Happy digital cleansing, babes!


Sparks Vs. Breath

I met a good friend today for a little bite to eat (delicious carrot hummus on toast with radishes and herbs and pretty purple edible flowers). She’s amazing, and recently published an incredibly beautiful and insightful tarot deck (Dark Days Tarot). We’ve made a point to meet every few weeks, or once a month, for the last year or so, but the past few months have been rich with change and transition and we hadn’t seen each other in months. Which was much too long.

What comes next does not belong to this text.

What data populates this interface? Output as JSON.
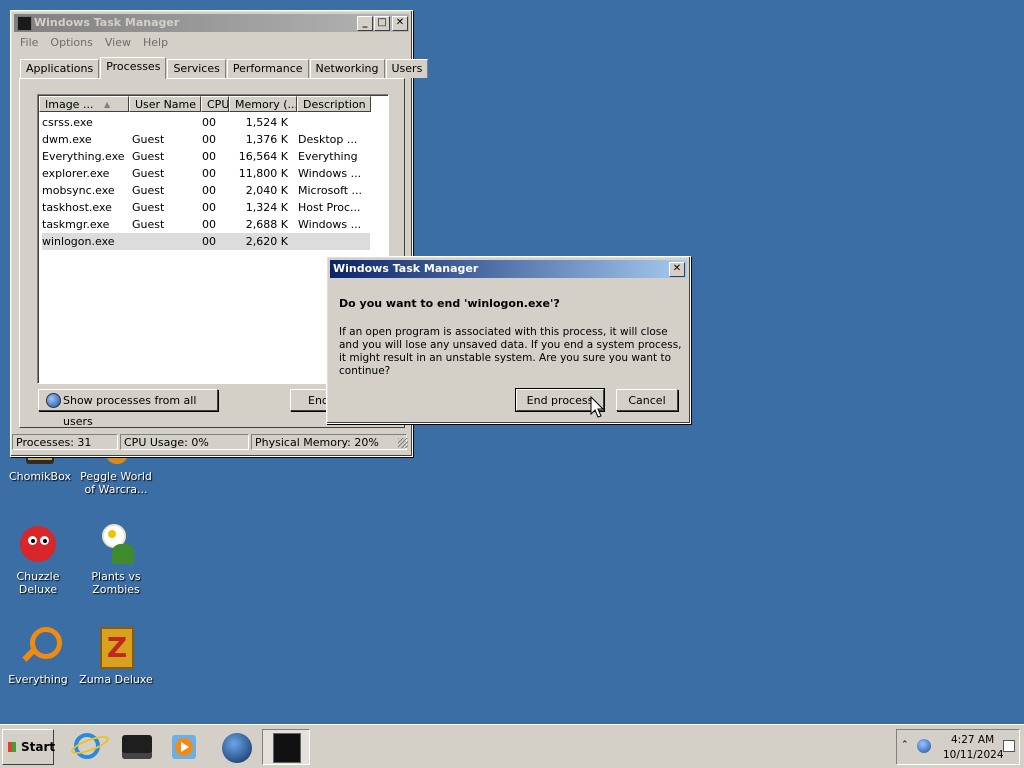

We caught up about life in general and inevitably our conversation turned to witchiness, as it always inevitably does. We were discussing tarot (another usual topic for us) and the various veins of thought regarding wands as fire + swords as air vs. wands as air + swords as fire. Swords are forged in fire, and trees (which wands are made from) literally create air, so there are obvious associations with these elements. And yet in the RWS tradition (on which I have many thoughts and feels, but that’s another post) the associations are flipped. And this is where our discussion found itself.

I started studying the Tarot in the RWS tradition twenty years ago, and my perception and perspective of the cards (and tarot in general) has changed greatly. But the RWS assignment of wands as fire and swords as air makes a great deal of sense to me. Wands (to me) represent the raw energy and intention. It is through wands which we throw out our intention when we cast spells. It is through wands which we throw out our sparks into the universe–the way in which we light the fires to guide our way to an end point. Swords, on the other hand, are sharp and calculated. Large swords take strength and skill and training to wield. I explain it like this: if you are performing a ritual in which you are cutting cords, you are perhaps cutting energetic cords that flow from you with either your hand (in a chopping motion) or an actual blade, or perhaps you are literally cutting a woven cord. Both actions are an act of cutting the energetic ties that bind you to another person. Both styles of the ritual mentioned above require a great deal of reflection and commitment. And anyway you cut it, the ritual is an intentional and intellectual act. And both require the act of slicing through the air. And thus it’s incredibly intuitive to me for wands to be connected with fire, and swords to be connected with air.

What do you think?